NASA released its free Open Science 101 curriculum to empower researchers, early career scientists, and underrepresented communities with the knowledge and tools necessary to embrace open science practices. The curriculum’s initial goal is to train 20,000 scientists and researchers over the next five years, enabling them to embrace open science practices and maximize the impact of their work.
Call for Abstracts: Arctic Congress 2024
Organizers invite abstracts for the Arctic Congress 2024. This conference will convene 29 May-3 June 2024 in Bodø, Norway. The session list is available here; abstricts are due January 19 at 5:00pm Central European Time.
In particular, the conveners of the following session invite abstracts:
SESSION 4.0.6: People of the North; Building Active and Inclusive Participation of Arctic Youth and Communities through Community and Citizen Science Conveners: Janet Warburton, Roben Itchoak, and Katie Spellman
Session Description:This session will explore the role of youth and communities in Arctic-focused research with a particular focus on how to equitably include and support them through community and citizen science research projects in the Arctic. With the Arctic facing unprecedented changes due to climate change and other human activities, community, and citizen science offer an opportunity for Arctic communities to actively participate in and lead research, to better understand the scope of changes happening in their environment, and to develop solutions based on Indigenous Knowledge and local expertise. Youth involvement is a crucial aspect of community and citizen science as a means to care for and protect their community, protect their environment, and nurture their leadership skills.

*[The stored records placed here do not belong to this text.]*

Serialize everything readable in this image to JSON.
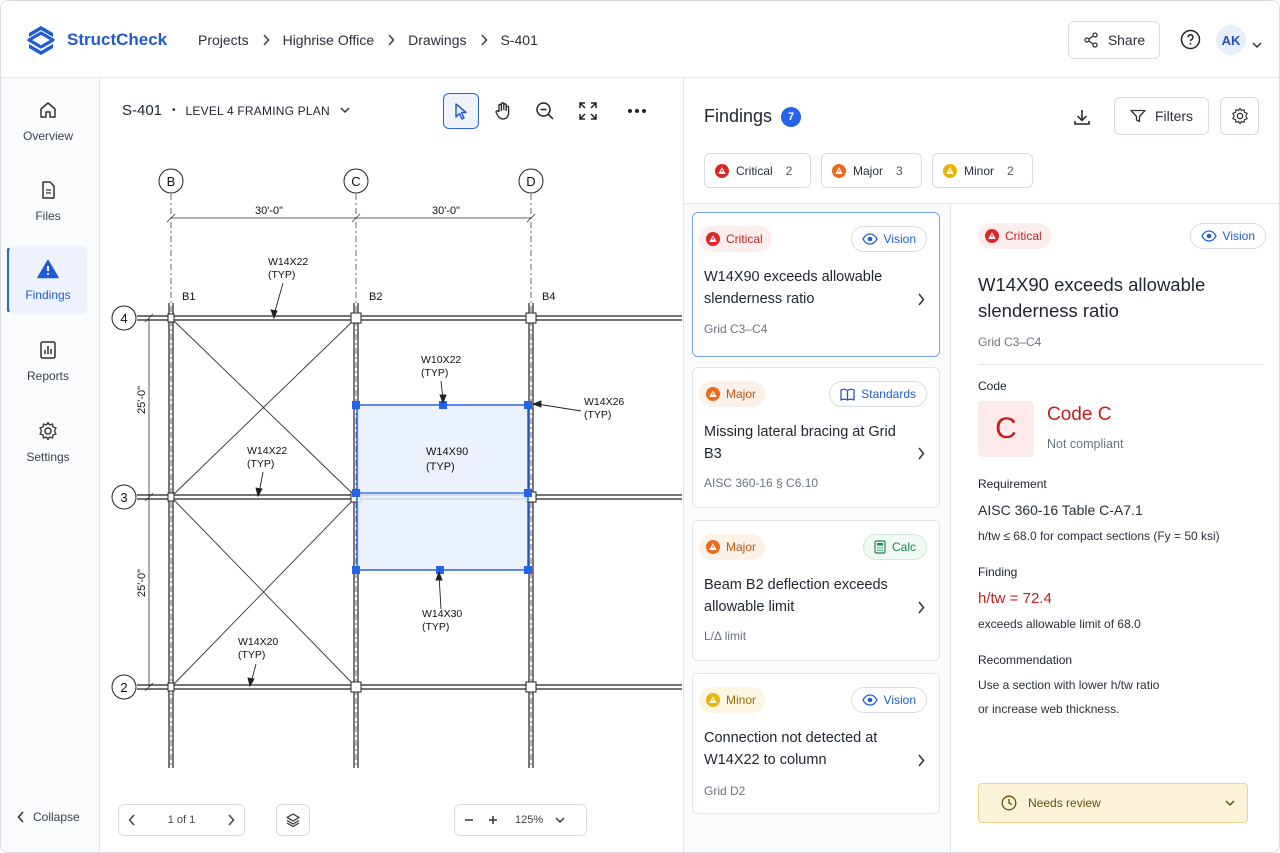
{
  "app": {
    "name": "StructCheck"
  },
  "breadcrumb": [
    "Projects",
    "Highrise Office",
    "Drawings",
    "S-401"
  ],
  "header": {
    "share_label": "Share",
    "avatar_initials": "AK"
  },
  "sidebar": {
    "items": [
      {
        "label": "Overview",
        "icon": "home-icon"
      },
      {
        "label": "Files",
        "icon": "file-icon"
      },
      {
        "label": "Findings",
        "icon": "warning-icon",
        "active": true
      },
      {
        "label": "Reports",
        "icon": "bar-chart-icon"
      },
      {
        "label": "Settings",
        "icon": "gear-icon"
      }
    ],
    "collapse_label": "Collapse"
  },
  "drawing": {
    "sheet": "S-401",
    "plan": "LEVEL 4 FRAMING PLAN",
    "tools": [
      "select-icon",
      "hand-icon",
      "zoom-out-icon",
      "fit-icon",
      "more-icon"
    ],
    "grid_cols": [
      "B",
      "C",
      "D"
    ],
    "grid_rows": [
      "4",
      "3",
      "2"
    ],
    "dim_h1": "30'-0\"",
    "dim_h2": "30'-0\"",
    "dim_v1": "25'-0\"",
    "dim_v2": "25'-0\"",
    "beam_labels": {
      "b1": "B1",
      "b2": "B2",
      "b4": "B4",
      "w14x22_top": "W14X22",
      "w14x22_mid": "W14X22",
      "w10x22": "W10X22",
      "w14x26": "W14X26",
      "w14x90": "W14X90",
      "w14x30": "W14X30",
      "w14x20": "W14X20",
      "typ": "(TYP)"
    },
    "pager": "1 of 1",
    "zoom": "125%"
  },
  "findings": {
    "title": "Findings",
    "count": "7",
    "filters_label": "Filters",
    "chips": [
      {
        "label": "Critical",
        "count": "2",
        "color": "#dc2626"
      },
      {
        "label": "Major",
        "count": "3",
        "color": "#ea6a1f"
      },
      {
        "label": "Minor",
        "count": "2",
        "color": "#eab308"
      }
    ],
    "cards": [
      {
        "severity": "Critical",
        "source": "Vision",
        "title": "W14X90 exceeds allowable slenderness ratio",
        "sub": "Grid C3–C4"
      },
      {
        "severity": "Major",
        "source": "Standards",
        "title": "Missing lateral bracing at Grid B3",
        "sub": "AISC 360-16   § C6.10"
      },
      {
        "severity": "Major",
        "source": "Calc",
        "title": "Beam B2 deflection exceeds allowable limit",
        "sub": "L/Δ limit"
      },
      {
        "severity": "Minor",
        "source": "Vision",
        "title": "Connection not detected at W14X22 to column",
        "sub": "Grid D2"
      }
    ],
    "detail": {
      "severity": "Critical",
      "source": "Vision",
      "title": "W14X90 exceeds allowable slenderness ratio",
      "grid": "Grid C3–C4",
      "code_label": "Code",
      "code_letter": "C",
      "code_title": "Code C",
      "code_status": "Not compliant",
      "requirement_label": "Requirement",
      "requirement_title": "AISC 360-16 Table C-A7.1",
      "requirement_text": "h/tw ≤ 68.0 for compact sections (Fy = 50 ksi)",
      "finding_label": "Finding",
      "finding_value": "h/tw = 72.4",
      "finding_text": "exceeds allowable limit of 68.0",
      "recommendation_label": "Recommendation",
      "recommendation_line1": "Use a section with lower h/tw ratio",
      "recommendation_line2": "or increase web thickness.",
      "status": "Needs review"
    }
  }
}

The session will feature presenters from a variety of perspectives who have implemented community and citizen science projects throughout the Arctic with a specific focus on including youth and communities. Presentations will cover the benefits of community and citizen science, challenges and opportunities, and best practices for equitable inclusion of youth and communities. Throughout the session, participants will learn about the power of community and citizen science in sharing knowledge, addressing locally relevant issues, fostering community leadership in research and data sovereignty, and contributing to scientific knowledge and policy.